#### Required work:
Every line below that holds "name" must be copied.

#### Information shown:
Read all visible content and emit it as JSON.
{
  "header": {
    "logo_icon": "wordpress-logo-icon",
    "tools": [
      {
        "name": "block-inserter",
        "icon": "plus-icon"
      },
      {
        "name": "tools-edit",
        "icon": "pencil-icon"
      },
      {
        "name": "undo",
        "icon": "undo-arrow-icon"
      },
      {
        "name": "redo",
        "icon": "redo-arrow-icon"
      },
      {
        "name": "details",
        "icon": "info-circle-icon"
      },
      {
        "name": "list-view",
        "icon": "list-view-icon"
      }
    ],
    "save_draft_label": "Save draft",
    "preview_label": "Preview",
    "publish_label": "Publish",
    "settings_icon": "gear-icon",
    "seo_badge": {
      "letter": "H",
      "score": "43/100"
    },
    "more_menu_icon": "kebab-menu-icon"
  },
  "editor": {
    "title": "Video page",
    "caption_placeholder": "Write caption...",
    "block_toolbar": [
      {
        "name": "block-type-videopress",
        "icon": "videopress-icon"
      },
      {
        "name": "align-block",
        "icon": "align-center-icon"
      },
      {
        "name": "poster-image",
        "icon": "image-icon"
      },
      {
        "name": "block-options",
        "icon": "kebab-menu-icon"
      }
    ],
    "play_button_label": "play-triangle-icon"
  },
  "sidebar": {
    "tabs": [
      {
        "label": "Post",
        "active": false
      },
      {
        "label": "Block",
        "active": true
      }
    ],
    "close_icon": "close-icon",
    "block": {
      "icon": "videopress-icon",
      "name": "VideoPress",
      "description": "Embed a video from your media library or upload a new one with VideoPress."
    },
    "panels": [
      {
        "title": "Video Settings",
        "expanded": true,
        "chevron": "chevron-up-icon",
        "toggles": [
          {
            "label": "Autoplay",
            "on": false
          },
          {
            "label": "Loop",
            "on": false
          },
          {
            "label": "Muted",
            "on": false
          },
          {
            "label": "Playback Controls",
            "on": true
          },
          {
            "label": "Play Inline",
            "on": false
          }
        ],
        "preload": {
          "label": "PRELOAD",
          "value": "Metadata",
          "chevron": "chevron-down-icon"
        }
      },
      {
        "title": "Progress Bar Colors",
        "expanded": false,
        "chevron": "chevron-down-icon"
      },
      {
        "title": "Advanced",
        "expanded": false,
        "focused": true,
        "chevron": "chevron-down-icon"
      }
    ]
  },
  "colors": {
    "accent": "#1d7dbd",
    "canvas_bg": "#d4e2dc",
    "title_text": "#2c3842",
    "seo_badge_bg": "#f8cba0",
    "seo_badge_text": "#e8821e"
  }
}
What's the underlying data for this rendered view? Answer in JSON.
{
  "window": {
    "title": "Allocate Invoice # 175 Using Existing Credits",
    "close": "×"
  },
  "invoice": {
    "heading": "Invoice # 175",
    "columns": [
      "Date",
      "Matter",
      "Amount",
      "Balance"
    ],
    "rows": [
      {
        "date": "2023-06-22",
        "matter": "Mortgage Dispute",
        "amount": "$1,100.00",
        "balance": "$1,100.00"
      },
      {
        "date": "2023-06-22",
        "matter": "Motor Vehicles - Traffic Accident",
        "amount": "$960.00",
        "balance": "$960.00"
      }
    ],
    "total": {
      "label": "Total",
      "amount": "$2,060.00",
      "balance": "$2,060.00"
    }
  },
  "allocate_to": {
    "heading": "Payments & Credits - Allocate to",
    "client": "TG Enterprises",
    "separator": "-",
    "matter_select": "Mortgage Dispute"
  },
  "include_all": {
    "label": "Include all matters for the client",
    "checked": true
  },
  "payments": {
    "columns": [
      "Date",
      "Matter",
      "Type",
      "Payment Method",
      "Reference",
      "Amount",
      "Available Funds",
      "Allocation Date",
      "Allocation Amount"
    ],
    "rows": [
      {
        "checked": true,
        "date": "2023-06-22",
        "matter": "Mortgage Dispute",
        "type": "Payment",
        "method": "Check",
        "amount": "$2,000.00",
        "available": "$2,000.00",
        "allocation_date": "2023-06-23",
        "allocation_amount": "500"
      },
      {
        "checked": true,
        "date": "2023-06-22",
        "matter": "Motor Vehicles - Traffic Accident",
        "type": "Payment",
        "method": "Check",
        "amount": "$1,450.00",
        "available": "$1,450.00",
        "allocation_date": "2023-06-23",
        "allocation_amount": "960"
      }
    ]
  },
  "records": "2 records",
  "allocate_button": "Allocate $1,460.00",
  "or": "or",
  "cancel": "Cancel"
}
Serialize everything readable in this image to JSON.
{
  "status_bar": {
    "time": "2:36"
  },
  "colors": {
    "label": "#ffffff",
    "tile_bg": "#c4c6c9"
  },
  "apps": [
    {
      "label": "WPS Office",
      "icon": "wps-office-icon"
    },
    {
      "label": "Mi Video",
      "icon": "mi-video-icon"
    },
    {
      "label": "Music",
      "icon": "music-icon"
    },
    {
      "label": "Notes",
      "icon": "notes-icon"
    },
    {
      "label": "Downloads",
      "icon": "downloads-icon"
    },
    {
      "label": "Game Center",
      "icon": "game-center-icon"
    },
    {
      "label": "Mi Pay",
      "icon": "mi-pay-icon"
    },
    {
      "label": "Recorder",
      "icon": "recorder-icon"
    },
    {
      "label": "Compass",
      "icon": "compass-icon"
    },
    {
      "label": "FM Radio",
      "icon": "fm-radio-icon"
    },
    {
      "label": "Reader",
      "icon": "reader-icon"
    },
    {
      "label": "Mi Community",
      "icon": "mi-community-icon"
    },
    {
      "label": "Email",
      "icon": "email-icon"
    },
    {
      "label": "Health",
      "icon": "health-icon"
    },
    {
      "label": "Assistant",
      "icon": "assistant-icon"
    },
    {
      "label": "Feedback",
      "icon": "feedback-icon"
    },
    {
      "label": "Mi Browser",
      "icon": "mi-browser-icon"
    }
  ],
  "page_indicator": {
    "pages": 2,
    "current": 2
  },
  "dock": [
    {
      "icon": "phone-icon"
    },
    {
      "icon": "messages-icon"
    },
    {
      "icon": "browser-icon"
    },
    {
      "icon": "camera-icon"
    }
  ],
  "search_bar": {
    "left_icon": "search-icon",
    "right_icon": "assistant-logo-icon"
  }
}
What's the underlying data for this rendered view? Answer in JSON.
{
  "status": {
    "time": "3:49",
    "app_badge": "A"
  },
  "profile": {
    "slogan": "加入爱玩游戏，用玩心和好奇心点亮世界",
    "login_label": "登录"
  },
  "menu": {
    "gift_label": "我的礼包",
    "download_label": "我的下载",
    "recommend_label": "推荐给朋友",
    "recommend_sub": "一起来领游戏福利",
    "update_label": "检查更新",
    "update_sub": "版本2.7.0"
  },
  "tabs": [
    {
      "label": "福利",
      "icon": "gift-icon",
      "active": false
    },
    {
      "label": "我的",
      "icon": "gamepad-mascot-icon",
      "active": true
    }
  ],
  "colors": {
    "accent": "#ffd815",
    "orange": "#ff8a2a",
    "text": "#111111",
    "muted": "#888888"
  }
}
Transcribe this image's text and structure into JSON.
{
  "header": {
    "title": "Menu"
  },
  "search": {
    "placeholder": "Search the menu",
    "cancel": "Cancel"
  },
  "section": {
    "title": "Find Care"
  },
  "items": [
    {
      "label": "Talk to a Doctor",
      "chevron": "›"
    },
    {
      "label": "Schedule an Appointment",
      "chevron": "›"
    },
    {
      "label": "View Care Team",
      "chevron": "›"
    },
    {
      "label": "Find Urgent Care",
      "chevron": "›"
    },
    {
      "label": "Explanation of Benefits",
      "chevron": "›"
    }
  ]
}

#### Written answer:
        "name": "block-inserter",
        "name": "tools-edit",
        "name": "undo",
        "name": "redo",
        "name": "details",
        "name": "list-view",
        "name": "block-type-videopress",
        "name": "align-block",
        "name": "poster-image",
        "name": "block-options",
      "name": "VideoPress",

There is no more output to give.